§ TASK STATEMENT: For the records below, give the number of lines in which "六角螺栓" appears, and add nothing else.
RECORD EXCERPTS: Begin
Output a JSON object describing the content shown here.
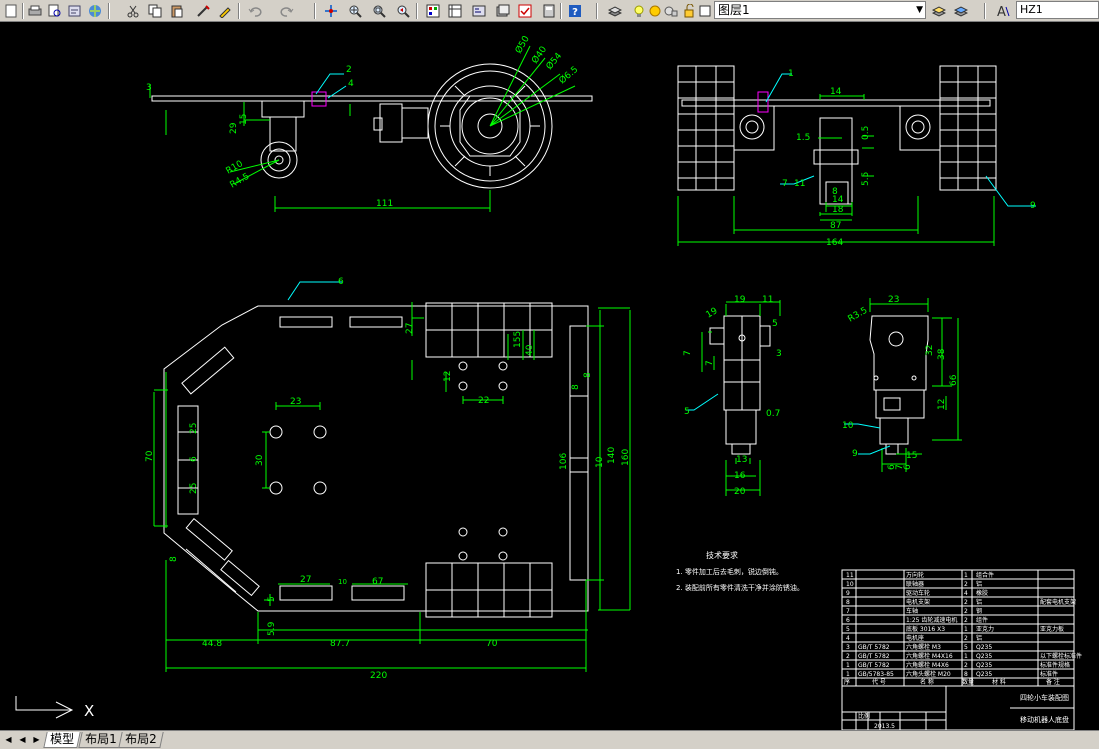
{
  "app": {
    "name": "AutoCAD"
  },
  "toolbar": {
    "layer_name": "图层1",
    "text_style": "HZ1"
  },
  "tabs": [
    {
      "label": "模型",
      "active": true
    },
    {
      "label": "布局1",
      "active": false
    },
    {
      "label": "布局2",
      "active": false
    }
  ],
  "colors": {
    "background": "#000000",
    "geometry": "#ffffff",
    "dimension": "#00ff00",
    "accent": "#ff00ff",
    "leader": "#00ffff"
  },
  "drawing": {
    "side_view_dims": [
      "3",
      "15",
      "29",
      "2",
      "4",
      "R10",
      "R4.5",
      "111",
      "Ø50",
      "Ø40",
      "Ø54",
      "Ø6.5"
    ],
    "rear_view_dims": [
      "1",
      "14",
      "1.5",
      "0.5",
      "7",
      "11",
      "5.5",
      "8",
      "14",
      "18",
      "9",
      "87",
      "164"
    ],
    "plate_dims": [
      "6",
      "27",
      "155",
      "40",
      "12",
      "22",
      "23",
      "30",
      "70",
      "25",
      "6",
      "25",
      "106",
      "10",
      "140",
      "160",
      "27",
      "10",
      "67",
      "5",
      "5.9",
      "44.8",
      "87.7",
      "70",
      "220",
      "8",
      "8",
      "8"
    ],
    "bracket_dims": [
      "19",
      "11",
      "19",
      "7",
      "3",
      "5",
      "7",
      "5",
      "0.7",
      "13",
      "16",
      "20",
      "10",
      "9"
    ],
    "motor_dims": [
      "23",
      "R3.5",
      "32",
      "38",
      "66",
      "12",
      "15",
      "6",
      "7",
      "6"
    ],
    "notes_title": "技术要求",
    "notes": [
      "1. 零件加工后去毛刺，锐边倒钝。",
      "2. 装配前所有零件清洗干净并涂防锈油。"
    ],
    "bom": [
      {
        "no": "11",
        "code": "",
        "name": "万向轮",
        "qty": "1",
        "material": "组合件",
        "note": ""
      },
      {
        "no": "10",
        "code": "",
        "name": "联轴器",
        "qty": "2",
        "material": "铝",
        "note": ""
      },
      {
        "no": "9",
        "code": "",
        "name": "驱动车轮",
        "qty": "4",
        "material": "橡胶",
        "note": ""
      },
      {
        "no": "8",
        "code": "",
        "name": "电机支架",
        "qty": "2",
        "material": "铝",
        "note": "配套电机支架"
      },
      {
        "no": "7",
        "code": "",
        "name": "车轴",
        "qty": "2",
        "material": "钢",
        "note": ""
      },
      {
        "no": "6",
        "code": "",
        "name": "1:25 齿轮减速电机",
        "qty": "2",
        "material": "组件",
        "note": ""
      },
      {
        "no": "5",
        "code": "",
        "name": "底板 3016 X3",
        "qty": "1",
        "material": "亚克力",
        "note": "亚克力板"
      },
      {
        "no": "4",
        "code": "",
        "name": "电机座",
        "qty": "2",
        "material": "铝",
        "note": ""
      },
      {
        "no": "3",
        "code": "GB/T 5782",
        "name": "六角螺栓 M3",
        "qty": "5",
        "material": "Q235",
        "note": ""
      },
      {
        "no": "2",
        "code": "GB/T 5782",
        "name": "六角螺栓 M4X16",
        "qty": "1",
        "material": "Q235",
        "note": "以下螺栓标准件"
      },
      {
        "no": "1",
        "code": "GB/T 5782",
        "name": "六角螺栓 M4X6",
        "qty": "2",
        "material": "Q235",
        "note": "标准件规格"
      },
      {
        "no": "1",
        "code": "GB/5783-85",
        "name": "六角头螺栓 M20",
        "qty": "8",
        "material": "Q235",
        "note": "标准件"
      }
    ],
    "bom_header": [
      "序",
      "代 号",
      "名 称",
      "数量",
      "材 料",
      "备 注"
    ],
    "title_block": {
      "drawing_name": "四轮小车装配图",
      "subtitle": "移动机器人底盘",
      "scale_label": "比例",
      "date": "2013.5"
    },
    "ucs": {
      "x_label": "X"
    }
  }
}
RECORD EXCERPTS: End
§ RESULT OF THIS TASK: 3